- [Task instructions] The required output is the line containing "What data populates" followed by each line through the end of the data below, repeated exactly and with nothing added.

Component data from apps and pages
^^^^^^^^
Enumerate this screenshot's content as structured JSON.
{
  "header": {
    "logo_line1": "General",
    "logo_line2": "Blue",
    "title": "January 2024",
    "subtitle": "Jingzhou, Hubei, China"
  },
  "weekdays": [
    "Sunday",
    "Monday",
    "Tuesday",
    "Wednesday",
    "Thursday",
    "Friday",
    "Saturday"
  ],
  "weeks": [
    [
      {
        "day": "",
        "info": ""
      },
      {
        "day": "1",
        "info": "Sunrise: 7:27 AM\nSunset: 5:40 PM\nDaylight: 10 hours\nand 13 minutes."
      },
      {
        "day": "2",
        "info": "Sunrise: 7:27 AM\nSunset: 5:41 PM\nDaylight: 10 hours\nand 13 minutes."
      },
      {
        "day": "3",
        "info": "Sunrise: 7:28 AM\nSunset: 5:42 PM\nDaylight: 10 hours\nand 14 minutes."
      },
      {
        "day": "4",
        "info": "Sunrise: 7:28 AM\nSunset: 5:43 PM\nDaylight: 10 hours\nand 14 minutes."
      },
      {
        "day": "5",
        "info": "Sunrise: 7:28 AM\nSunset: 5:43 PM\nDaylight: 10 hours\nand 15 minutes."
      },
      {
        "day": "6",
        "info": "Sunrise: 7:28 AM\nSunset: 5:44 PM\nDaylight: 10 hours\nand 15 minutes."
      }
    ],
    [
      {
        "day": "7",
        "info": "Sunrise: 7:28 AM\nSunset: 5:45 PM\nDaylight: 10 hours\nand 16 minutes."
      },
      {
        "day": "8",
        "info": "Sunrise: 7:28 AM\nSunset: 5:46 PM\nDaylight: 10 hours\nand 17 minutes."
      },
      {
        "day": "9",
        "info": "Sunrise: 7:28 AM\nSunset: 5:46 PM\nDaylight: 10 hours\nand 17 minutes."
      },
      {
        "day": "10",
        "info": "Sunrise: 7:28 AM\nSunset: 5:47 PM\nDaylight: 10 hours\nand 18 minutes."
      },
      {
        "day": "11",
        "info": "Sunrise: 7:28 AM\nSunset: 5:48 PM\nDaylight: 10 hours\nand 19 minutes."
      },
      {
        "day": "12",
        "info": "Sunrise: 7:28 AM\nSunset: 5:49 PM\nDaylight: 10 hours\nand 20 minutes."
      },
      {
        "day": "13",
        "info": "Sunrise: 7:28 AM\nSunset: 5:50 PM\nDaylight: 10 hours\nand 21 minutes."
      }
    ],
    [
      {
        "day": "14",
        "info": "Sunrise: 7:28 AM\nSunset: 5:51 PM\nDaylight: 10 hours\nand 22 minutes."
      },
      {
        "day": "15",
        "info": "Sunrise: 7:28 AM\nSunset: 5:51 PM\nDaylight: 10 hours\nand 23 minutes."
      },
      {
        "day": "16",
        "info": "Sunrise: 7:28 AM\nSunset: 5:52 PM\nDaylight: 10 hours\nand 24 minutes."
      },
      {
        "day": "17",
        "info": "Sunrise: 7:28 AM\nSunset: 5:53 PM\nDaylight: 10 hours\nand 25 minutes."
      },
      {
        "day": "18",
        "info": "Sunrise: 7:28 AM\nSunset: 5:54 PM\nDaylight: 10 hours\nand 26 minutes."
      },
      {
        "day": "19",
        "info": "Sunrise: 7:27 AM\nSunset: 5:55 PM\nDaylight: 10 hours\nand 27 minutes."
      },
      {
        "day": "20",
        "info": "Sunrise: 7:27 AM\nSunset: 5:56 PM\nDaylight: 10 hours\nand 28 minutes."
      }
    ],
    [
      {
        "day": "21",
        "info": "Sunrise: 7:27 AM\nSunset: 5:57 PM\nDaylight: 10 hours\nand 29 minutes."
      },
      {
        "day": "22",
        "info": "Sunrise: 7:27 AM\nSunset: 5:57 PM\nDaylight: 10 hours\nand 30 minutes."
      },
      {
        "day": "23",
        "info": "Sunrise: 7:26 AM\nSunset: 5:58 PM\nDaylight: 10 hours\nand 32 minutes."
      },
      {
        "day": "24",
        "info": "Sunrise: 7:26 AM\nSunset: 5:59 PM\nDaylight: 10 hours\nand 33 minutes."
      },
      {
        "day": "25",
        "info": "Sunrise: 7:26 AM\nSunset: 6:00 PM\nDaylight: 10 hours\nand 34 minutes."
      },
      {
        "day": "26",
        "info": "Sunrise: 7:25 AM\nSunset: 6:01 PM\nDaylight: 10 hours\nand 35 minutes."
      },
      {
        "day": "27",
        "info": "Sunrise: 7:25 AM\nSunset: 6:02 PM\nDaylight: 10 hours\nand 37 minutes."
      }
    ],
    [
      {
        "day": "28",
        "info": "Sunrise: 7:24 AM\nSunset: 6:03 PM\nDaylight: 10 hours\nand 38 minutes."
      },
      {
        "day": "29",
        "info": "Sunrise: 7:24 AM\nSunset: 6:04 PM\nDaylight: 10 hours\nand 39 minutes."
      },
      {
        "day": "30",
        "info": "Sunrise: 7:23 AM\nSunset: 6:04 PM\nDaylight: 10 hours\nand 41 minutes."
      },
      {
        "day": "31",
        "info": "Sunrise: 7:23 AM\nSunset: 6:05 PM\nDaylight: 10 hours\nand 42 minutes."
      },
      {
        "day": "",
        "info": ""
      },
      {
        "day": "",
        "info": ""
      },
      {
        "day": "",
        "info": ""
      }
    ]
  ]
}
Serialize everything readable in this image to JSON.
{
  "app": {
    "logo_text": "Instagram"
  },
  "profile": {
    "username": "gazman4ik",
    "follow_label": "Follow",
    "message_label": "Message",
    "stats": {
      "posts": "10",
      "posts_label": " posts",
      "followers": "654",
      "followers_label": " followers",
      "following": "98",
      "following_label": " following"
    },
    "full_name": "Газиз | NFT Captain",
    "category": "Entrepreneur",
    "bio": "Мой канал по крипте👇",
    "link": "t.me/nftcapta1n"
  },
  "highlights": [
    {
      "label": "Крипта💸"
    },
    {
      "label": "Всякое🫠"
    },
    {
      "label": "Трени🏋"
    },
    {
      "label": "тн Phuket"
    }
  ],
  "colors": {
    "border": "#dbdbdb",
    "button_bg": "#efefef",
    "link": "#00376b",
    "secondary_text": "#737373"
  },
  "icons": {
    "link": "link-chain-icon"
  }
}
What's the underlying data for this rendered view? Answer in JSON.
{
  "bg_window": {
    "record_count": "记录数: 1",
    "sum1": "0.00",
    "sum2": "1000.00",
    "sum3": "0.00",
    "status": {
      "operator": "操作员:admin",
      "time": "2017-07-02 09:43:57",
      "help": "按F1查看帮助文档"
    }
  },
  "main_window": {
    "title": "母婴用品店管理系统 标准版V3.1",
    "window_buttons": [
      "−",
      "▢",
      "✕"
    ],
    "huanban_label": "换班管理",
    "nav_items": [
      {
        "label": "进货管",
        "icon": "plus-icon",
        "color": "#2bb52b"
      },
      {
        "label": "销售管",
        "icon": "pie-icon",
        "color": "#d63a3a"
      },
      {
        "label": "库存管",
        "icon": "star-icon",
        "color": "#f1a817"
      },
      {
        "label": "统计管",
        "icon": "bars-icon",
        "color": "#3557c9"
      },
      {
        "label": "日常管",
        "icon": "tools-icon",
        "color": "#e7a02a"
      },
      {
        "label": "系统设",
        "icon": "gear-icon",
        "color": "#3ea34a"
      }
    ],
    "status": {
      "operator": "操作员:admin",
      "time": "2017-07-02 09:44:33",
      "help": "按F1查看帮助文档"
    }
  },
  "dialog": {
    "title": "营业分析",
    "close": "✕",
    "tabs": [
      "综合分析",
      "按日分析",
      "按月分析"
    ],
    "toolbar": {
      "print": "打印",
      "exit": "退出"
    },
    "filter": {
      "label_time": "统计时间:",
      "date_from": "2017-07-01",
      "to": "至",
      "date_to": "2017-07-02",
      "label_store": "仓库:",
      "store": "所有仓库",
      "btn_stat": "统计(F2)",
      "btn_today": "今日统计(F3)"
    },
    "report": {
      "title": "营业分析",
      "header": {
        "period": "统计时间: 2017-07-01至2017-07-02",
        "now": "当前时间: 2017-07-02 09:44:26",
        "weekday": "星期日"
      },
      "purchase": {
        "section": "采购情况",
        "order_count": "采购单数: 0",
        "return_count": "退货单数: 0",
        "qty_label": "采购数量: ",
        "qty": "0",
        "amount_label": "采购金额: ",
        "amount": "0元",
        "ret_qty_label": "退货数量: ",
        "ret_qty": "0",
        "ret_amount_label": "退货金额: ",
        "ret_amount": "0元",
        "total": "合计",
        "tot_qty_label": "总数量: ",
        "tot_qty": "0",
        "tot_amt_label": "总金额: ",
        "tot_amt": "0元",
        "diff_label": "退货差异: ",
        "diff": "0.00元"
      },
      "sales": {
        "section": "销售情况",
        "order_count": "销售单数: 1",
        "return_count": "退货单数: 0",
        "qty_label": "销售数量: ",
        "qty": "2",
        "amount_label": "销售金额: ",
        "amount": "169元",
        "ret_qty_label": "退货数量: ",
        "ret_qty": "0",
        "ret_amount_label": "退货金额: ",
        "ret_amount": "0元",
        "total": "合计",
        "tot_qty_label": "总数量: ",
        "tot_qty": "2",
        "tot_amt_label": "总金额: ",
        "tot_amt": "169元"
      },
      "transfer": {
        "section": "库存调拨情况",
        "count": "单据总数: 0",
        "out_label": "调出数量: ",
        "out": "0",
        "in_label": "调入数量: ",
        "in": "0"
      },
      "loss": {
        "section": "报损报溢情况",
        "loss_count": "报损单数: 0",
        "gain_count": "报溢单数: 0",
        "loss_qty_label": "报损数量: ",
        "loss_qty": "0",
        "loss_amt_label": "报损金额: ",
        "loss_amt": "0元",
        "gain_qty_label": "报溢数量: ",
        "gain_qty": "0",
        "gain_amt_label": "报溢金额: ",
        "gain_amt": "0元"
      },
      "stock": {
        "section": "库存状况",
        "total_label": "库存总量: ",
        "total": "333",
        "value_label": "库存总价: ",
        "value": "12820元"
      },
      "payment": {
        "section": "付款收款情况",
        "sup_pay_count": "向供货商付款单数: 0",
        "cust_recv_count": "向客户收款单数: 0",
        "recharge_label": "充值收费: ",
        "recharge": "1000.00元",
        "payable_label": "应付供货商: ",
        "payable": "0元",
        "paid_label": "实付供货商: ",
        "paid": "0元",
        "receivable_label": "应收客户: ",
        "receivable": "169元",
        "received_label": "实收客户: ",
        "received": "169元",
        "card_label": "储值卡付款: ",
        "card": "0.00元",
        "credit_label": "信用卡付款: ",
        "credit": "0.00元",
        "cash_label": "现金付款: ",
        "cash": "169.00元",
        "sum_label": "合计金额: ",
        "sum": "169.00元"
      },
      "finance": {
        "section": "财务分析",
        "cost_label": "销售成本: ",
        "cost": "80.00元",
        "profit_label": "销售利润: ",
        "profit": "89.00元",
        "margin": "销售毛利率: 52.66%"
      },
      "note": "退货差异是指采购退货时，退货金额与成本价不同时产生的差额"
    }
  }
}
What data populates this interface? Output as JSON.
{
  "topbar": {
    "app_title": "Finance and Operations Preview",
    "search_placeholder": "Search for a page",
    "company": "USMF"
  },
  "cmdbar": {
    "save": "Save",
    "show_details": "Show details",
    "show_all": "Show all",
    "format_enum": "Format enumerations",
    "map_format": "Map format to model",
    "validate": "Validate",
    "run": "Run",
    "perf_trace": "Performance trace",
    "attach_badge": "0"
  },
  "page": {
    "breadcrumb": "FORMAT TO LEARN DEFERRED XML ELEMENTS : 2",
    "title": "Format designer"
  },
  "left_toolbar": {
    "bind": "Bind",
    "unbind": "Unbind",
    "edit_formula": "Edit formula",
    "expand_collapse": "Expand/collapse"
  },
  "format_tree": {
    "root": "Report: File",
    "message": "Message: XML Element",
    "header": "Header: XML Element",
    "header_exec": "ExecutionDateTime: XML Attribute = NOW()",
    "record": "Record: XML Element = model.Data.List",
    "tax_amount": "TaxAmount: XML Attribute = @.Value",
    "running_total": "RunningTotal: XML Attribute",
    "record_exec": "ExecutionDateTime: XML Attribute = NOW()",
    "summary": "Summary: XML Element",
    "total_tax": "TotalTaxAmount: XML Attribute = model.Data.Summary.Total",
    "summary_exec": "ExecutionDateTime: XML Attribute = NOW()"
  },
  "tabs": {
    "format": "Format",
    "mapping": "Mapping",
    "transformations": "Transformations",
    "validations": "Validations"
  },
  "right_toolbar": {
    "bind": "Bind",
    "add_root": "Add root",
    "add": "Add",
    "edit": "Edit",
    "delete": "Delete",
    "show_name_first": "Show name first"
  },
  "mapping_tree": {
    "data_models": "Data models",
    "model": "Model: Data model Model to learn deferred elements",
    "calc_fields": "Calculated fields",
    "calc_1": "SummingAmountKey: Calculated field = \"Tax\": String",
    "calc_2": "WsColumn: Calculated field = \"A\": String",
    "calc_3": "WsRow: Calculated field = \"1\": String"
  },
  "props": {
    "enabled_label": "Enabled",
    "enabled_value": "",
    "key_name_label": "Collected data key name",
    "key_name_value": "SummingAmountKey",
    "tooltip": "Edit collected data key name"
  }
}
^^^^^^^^
- [Solved exercise]
What data populates this interface? Output as JSON.
{
  "topbar": {
    "app_title": "Finance and Operations Preview",
    "search_placeholder": "Search for a page",
    "company": "USMF"
  },
  "cmdbar": {
    "save": "Save",
    "show_details": "Show details",
    "show_all": "Show all",
    "format_enum": "Format enumerations",
    "map_format": "Map format to model",
    "validate": "Validate",
    "run": "Run",
    "perf_trace": "Performance trace",
    "attach_badge": "0"
  },
  "page": {
    "breadcrumb": "FORMAT TO LEARN DEFERRED XML ELEMENTS : 2",
    "title": "Format designer"
  },
  "left_toolbar": {
    "bind": "Bind",
    "unbind": "Unbind",
    "edit_formula": "Edit formula",
    "expand_collapse": "Expand/collapse"
  },
  "format_tree": {
    "root": "Report: File",
    "message": "Message: XML Element",
    "header": "Header: XML Element",
    "header_exec": "ExecutionDateTime: XML Attribute = NOW()",
    "record": "Record: XML Element = model.Data.List",
    "tax_amount": "TaxAmount: XML Attribute = @.Value",
    "running_total": "RunningTotal: XML Attribute",
    "record_exec": "ExecutionDateTime: XML Attribute = NOW()",
    "summary": "Summary: XML Element",
    "total_tax": "TotalTaxAmount: XML Attribute = model.Data.Summary.Total",
    "summary_exec": "ExecutionDateTime: XML Attribute = NOW()"
  },
  "tabs": {
    "format": "Format",
    "mapping": "Mapping",
    "transformations": "Transformations",
    "validations": "Validations"
  },
  "right_toolbar": {
    "bind": "Bind",
    "add_root": "Add root",
    "add": "Add",
    "edit": "Edit",
    "delete": "Delete",
    "show_name_first": "Show name first"
  },
  "mapping_tree": {
    "data_models": "Data models",
    "model": "Model: Data model Model to learn deferred elements",
    "calc_fields": "Calculated fields",
    "calc_1": "SummingAmountKey: Calculated field = \"Tax\": String",
    "calc_2": "WsColumn: Calculated field = \"A\": String",
    "calc_3": "WsRow: Calculated field = \"1\": String"
  },
  "props": {
    "enabled_label": "Enabled",
    "enabled_value": "",
    "key_name_label": "Collected data key name",
    "key_name_value": "SummingAmountKey",
    "tooltip": "Edit collected data key name"
  }
}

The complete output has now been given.